Lack of success. Unsuccessful. Failure. Words represent our culture, our way of thinking. Over time, word definitions change and morph as society changes. The word ‘nice’ hundreds of years ago meant ‘foolish’. Perhaps it was always somewhat related to helping others, perhaps not; but somehow the term changed. It became something different that better represented the times. Why can’t we deliberately morph these terms to better match what we should be aspiring to be?
The term ‘success’ is typically associated with wealth, popularity and achieving our goals. In latin, the origin seemed to represent more of any ‘outcome’, not just positive outcomes. Almost as if we’ve cursed everything we do with the requirement that it be ‘successful’ only in the positive sense, and anything less is unacceptable, a failure.

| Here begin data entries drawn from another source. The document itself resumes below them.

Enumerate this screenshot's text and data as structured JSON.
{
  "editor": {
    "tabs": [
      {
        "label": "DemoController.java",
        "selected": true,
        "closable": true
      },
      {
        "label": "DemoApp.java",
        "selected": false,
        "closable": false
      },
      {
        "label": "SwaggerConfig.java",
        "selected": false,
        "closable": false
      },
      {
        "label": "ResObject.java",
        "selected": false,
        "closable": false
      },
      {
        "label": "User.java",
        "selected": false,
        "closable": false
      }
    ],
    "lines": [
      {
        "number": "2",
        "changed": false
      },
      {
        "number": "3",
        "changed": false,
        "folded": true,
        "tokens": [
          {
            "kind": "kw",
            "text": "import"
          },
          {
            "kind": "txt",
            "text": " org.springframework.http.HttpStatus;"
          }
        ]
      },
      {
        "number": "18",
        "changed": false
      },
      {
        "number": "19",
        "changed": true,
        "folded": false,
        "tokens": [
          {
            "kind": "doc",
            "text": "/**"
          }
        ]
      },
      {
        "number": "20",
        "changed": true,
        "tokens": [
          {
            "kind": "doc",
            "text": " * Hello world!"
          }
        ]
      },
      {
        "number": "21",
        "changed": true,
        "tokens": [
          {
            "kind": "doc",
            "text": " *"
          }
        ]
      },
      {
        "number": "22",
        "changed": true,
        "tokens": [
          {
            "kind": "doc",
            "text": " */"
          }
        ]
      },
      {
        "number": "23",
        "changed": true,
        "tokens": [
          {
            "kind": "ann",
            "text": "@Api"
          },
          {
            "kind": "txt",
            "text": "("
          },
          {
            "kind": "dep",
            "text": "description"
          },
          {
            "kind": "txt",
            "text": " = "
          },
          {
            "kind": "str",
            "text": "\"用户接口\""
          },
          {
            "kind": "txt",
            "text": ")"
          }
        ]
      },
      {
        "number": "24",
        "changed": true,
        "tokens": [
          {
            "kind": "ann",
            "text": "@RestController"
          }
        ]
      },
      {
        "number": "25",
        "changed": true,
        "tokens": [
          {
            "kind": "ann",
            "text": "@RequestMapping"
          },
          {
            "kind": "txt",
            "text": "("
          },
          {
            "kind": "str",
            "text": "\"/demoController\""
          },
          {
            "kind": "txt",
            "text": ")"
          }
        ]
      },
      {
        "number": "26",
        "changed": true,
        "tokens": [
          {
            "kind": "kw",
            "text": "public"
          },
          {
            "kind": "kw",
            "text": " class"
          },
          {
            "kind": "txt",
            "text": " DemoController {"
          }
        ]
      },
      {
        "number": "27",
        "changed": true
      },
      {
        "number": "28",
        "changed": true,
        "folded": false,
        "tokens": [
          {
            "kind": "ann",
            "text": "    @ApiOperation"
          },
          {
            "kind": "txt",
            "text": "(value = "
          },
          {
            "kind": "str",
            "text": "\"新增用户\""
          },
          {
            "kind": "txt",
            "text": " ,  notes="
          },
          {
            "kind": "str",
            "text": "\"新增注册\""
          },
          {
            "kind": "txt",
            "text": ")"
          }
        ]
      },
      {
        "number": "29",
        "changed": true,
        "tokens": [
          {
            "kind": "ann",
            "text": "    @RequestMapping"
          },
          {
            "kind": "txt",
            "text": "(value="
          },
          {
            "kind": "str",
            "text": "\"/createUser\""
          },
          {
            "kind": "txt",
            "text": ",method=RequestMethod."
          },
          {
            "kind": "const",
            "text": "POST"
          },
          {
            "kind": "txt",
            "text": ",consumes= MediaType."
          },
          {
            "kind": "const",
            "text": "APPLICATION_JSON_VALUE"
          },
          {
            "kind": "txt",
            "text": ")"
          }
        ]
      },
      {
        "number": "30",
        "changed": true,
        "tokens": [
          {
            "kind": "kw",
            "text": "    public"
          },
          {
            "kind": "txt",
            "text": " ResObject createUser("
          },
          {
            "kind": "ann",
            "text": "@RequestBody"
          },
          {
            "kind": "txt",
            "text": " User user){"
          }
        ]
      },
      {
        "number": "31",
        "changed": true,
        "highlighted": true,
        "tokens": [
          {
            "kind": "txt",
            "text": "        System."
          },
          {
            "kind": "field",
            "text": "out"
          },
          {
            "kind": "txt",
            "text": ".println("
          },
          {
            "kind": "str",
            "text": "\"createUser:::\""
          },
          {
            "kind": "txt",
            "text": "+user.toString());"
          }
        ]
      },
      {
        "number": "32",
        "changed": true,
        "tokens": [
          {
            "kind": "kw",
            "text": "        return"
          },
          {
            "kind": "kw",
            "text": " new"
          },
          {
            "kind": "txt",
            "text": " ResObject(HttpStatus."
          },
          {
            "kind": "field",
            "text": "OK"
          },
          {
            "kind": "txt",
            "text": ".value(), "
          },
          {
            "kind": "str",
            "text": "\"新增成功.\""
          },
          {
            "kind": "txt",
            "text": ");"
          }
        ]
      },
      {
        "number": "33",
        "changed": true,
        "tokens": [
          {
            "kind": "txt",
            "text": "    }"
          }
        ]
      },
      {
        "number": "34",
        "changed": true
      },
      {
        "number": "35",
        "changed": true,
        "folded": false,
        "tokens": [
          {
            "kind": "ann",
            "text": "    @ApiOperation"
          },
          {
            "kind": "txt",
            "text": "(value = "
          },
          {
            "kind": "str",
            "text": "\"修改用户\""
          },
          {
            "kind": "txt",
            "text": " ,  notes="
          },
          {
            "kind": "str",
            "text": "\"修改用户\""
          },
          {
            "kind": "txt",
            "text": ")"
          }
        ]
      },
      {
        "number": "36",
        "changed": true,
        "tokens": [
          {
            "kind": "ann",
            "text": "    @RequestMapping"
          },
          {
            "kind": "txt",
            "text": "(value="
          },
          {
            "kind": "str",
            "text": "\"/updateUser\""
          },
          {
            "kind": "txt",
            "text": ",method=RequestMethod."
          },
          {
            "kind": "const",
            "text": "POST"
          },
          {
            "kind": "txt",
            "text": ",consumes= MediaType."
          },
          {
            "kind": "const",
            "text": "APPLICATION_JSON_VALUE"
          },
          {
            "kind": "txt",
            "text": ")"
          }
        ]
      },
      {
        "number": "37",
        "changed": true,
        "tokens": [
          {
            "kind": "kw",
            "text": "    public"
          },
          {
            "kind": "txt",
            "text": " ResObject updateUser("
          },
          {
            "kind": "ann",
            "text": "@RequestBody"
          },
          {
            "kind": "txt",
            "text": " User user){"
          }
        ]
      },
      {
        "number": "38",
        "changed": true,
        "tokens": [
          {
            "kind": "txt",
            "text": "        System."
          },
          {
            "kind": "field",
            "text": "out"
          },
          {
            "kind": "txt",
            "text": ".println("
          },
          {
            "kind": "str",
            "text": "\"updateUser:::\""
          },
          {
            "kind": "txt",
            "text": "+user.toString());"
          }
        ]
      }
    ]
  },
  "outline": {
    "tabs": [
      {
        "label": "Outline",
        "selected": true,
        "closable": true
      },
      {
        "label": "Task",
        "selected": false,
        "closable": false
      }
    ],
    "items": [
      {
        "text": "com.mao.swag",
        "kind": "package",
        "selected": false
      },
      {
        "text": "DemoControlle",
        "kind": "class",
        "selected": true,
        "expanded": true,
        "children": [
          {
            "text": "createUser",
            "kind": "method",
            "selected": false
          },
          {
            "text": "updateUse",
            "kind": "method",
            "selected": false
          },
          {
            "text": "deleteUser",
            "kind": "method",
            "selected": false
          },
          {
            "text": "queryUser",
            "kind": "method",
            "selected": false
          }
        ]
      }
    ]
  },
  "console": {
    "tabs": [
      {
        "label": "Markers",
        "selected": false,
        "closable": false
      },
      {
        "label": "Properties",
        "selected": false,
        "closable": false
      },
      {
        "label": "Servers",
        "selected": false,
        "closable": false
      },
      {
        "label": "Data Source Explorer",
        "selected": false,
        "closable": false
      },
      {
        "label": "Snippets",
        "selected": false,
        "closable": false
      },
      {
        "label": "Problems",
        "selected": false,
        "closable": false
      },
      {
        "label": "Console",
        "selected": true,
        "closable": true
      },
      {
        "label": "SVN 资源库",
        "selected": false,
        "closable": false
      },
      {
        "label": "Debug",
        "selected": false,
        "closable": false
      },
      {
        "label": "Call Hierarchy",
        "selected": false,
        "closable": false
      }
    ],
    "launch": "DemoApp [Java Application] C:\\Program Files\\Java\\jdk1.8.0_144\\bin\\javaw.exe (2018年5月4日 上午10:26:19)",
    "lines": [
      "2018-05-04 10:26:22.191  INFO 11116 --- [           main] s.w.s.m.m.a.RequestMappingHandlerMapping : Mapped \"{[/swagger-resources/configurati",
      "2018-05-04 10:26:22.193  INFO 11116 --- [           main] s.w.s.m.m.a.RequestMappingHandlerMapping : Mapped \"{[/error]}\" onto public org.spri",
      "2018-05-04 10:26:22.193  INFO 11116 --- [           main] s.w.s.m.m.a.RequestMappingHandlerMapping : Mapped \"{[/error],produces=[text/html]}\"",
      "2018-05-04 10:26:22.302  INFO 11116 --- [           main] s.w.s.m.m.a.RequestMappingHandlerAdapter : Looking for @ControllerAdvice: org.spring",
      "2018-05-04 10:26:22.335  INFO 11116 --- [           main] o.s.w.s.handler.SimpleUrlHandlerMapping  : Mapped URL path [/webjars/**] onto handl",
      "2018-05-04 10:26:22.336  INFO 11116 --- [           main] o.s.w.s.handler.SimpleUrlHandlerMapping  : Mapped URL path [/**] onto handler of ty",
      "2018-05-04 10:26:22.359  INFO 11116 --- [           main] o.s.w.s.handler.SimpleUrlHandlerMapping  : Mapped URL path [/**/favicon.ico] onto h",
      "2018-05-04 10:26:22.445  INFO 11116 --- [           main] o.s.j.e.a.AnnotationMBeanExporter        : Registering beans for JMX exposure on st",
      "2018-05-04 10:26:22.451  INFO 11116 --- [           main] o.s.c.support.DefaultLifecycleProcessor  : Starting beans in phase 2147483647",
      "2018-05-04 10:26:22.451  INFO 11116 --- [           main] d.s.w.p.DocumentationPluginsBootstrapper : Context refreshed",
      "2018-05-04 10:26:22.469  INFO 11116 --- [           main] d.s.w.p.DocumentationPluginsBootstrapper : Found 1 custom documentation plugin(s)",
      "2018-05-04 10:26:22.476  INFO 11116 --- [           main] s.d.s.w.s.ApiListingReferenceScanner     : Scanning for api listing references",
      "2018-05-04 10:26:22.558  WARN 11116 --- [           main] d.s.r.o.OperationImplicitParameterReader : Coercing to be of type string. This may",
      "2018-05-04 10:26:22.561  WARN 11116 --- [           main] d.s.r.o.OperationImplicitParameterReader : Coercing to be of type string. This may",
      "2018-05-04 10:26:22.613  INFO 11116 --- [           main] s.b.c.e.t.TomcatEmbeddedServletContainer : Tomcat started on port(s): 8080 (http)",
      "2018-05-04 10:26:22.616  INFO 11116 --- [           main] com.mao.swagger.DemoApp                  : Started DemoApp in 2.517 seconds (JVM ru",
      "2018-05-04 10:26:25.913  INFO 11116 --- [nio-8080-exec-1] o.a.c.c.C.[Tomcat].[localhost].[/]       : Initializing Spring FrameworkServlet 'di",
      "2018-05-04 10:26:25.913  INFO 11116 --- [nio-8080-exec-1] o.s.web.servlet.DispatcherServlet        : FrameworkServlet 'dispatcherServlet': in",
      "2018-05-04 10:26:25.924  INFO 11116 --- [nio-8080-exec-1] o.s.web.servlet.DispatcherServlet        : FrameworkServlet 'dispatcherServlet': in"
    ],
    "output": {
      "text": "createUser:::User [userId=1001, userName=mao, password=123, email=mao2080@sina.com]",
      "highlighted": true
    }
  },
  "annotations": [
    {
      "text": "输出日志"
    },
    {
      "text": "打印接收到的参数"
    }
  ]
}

We apply the label, reinforce it with social constructs and lock it away as an insecurity that must never be shown. Tripping over your own foot while walking up to give a speech sucks, not only did we fail to walk without falling, we failed to give the presentation well. If we had the choice to not give the speech at all and save ourselves the embarrassment, the failure, would we say heck yes? Should we?
The fact is, many of us dread failure because of the social ramifications. Society and technology however are changing, it is time to evolve above these unreasonable social norms. We can’t continue to think of failure as some sort of social curse. Our definition of failure is: not obtaining the desirable outcome after lots of hard work. As such, failure should suck because of the hard work, the effort, the physical, mental and emotional toll of striving for something; not because you’re afraid to look bad.
The pain of working hard, and striving for something is like having sore muscles after working out; it may be painful, it may be tough to walk but it feels good. It sucks, but it feels good too. That’s how we need to see failure. We need to harden our minds to chase failure and see it like a workout; get back up when we fall down and not think twice about what others are thinking, knowing that the only way to really learn and grow is to fail.